Family Legacy; Idaho Man Follows in Family’s Heritage at the Red Bluff Round-Up

Idaho man is Red Bluff Round-Up volunteer, finds satisfaction in following in family’s heritage

Brett Ortland, to the far left in front of the Green Barn chute, volunteers with the 2013 Red Bluff Round-Up. The Caldwell, Idaho man, a Chico native, has been helping with the Round-Up for the past thirty years. His mother’s family, the Owens, was instrumental in the Round-Up. Photo by Hubbell Photos.

Red Bluff, Calif. (March 27, 2017) – Every year, Brett Ortland gets in touch with his family’s past.

Each April, the Caldwell, Idaho man comes to the Red Bluff Round-Up and spends his time volunteering for the same event, where his great-grandfather Roy Owens was president.

Ortland, the son of Pat Owens Ortland of Chico and the late Robert Ortland, has been coming to the Round-Up for the past thirty years. He started volunteering at the Round-Up as a young adult, untying calves and opening gates. For the past twenty years, his job has been to pull the latches on the chute gates. When the bull rider, bareback rider or saddle bronc rider is ready to come out of the gate, the cowboy nods his head, Ortland pulls the latch open, and Rod Moore, a director with the Round-Up, pulls the rope to open the gate.

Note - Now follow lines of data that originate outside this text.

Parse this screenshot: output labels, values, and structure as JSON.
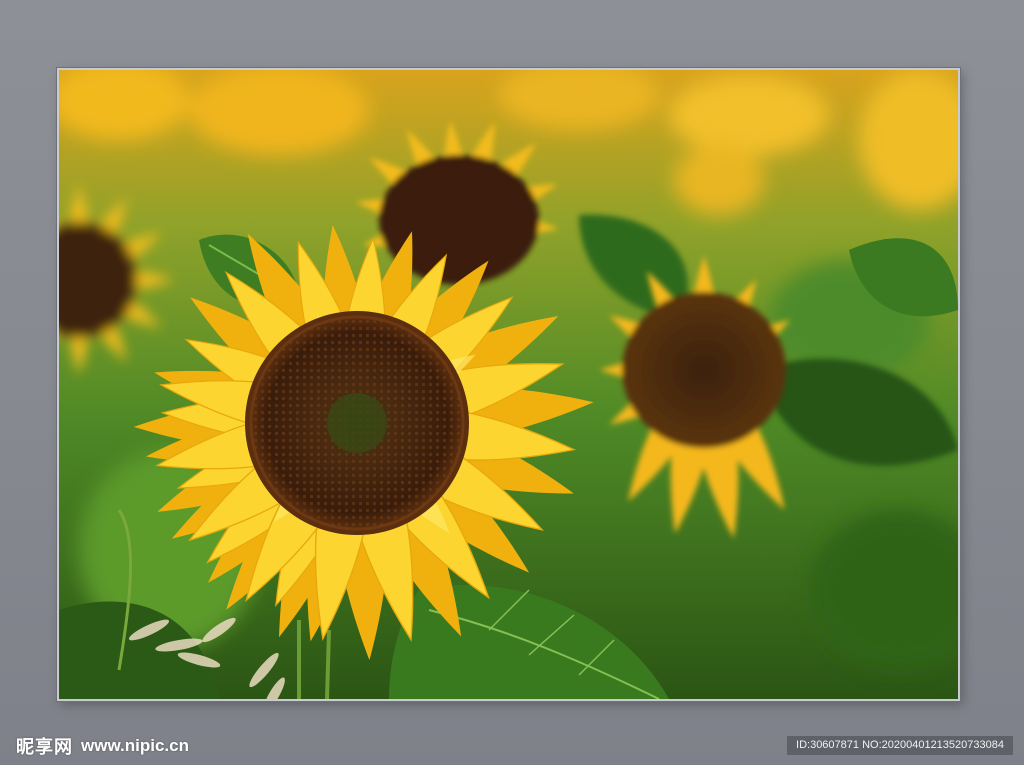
{
  "watermark": {
    "brand": "昵享网",
    "url": "www.nipic.cn",
    "image_id_line": "ID:30607871 NO:20200401213520733084"
  },
  "colors": {
    "wall": "#8a8c94",
    "petal": "#f7c414",
    "petal_light": "#ffe25a",
    "seed_disc": "#3b1d0c",
    "leaf": "#3f7d22",
    "leaf_dark": "#1f4210"
  }
}
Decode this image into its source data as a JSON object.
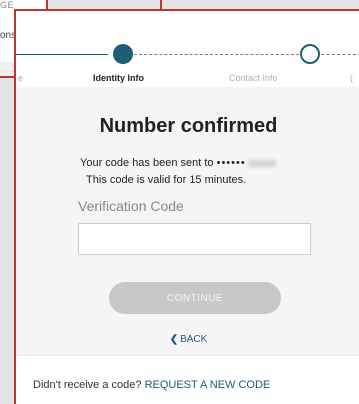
{
  "background": {
    "heading_fragment": "GE",
    "text_fragment": "ons"
  },
  "stepper": {
    "steps": [
      {
        "label": "e",
        "state": "done"
      },
      {
        "label": "Identity Info",
        "state": "current"
      },
      {
        "label": "Contact Info",
        "state": "upcoming"
      },
      {
        "label": "(",
        "state": "upcoming"
      }
    ]
  },
  "verify": {
    "title": "Number confirmed",
    "sent_prefix": "Your code has been sent to",
    "masked_number": "••••••",
    "validity": "This code is valid for 15 minutes.",
    "code_label": "Verification Code",
    "code_value": "",
    "code_placeholder": "",
    "continue_label": "CONTINUE",
    "back_label": "BACK"
  },
  "footer": {
    "prompt": "Didn't receive a code?",
    "request_label": "REQUEST A NEW CODE"
  },
  "colors": {
    "accent": "#1e5e72",
    "frame": "#b8392f",
    "disabled_button": "#c8c8c8"
  }
}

It’s a fun place from which to see the Round-Up, Ortland said. He sees the action from close up, and has gotten to see some big name cowboys ride, like world champions Tuff Hedeman and Ted Nuce. He was the one who pulled the latch for the famous bull rider Lane Frost, when Frost rode the bull Red Rock. (Frost got bucked off that time.)

Being around 1,200 lb. horses and 1,500 bulls can be dangerous, too. Three years ago, one of Donnie Kish’s bulls chased Ortland up the gate. The bull rider was bucked off and landed on Ortland, pulling him off the gate. The bull hit Ortland in the leg, but he wasn’t injured.

And about fifteen years ago, Ortland was catching the gate after it flew open, and just then the horse kicked towards the gate and split his finger open. It required about fifteen stitches. Pulling the latches is a high adrenaline job, but one Ortland loves.

He takes great pride in helping with the Round-Up. He moved to Caldwell in 1998 and has only missed one year of volunteering with the Round-Up. It’s a connection to his past, “my family heritage,” he said. Great-grandfather Roy Owens was president of the Round-Up for twelve years, from 1928-1940. Pete Owens, his mother’s cousin, used to work behind the chutes, and Bert Owens, another cousin, was manager of the Tehama Distr. Fairgrounds, where the Round-Up takes place. Another cousin, John Owens, opened latches before Ortland; Craig Owens was an arena director and Kenneth Owens helped with the roping chutes.

It’s about a 600 mile trip to Red Bluff, and Ortland stays in a borrowed RV. He brings his wife and six-year-old son, and gets a chance to visit his mom, Pat, in Chico.

The Round-Up isn’t the only rodeo that Ortland helps with. He’s instrumental with the Caldwell rodeo, having served as a director since 2006 and as president two years ago.

One of Ortland’s favorite parts of the Round-Up is each day, when the rodeo is over. He heads to the Red Bluff Round-Up Museum, where the directors and volunteers gather, and as he visits with his friends, his great-grandfather’s photo looks upon the crowd. His family’s memorabilia is in the museum: cousin Jim Owens’ saddle, a hat owned by Craig Owens, and a halter given to Craig Owens by the Round-Up, in appreciation for his service. “It’s like a family reunion,” Ortland said. “I get in touch with things I don’t see every day, and I enjoy that.”

The first performance of the Red Bluff Round-Up kicks off April 21 at the Tehama District Fairgrounds at 7 pm. The second and third performances are April 22 at 2:30 pm and April 23 at 1:30 pm. Tickets range in price from $14 to $30 and are available online at, at the gate, and through the office at 530.527.1000. For more information, visit the website or call the office.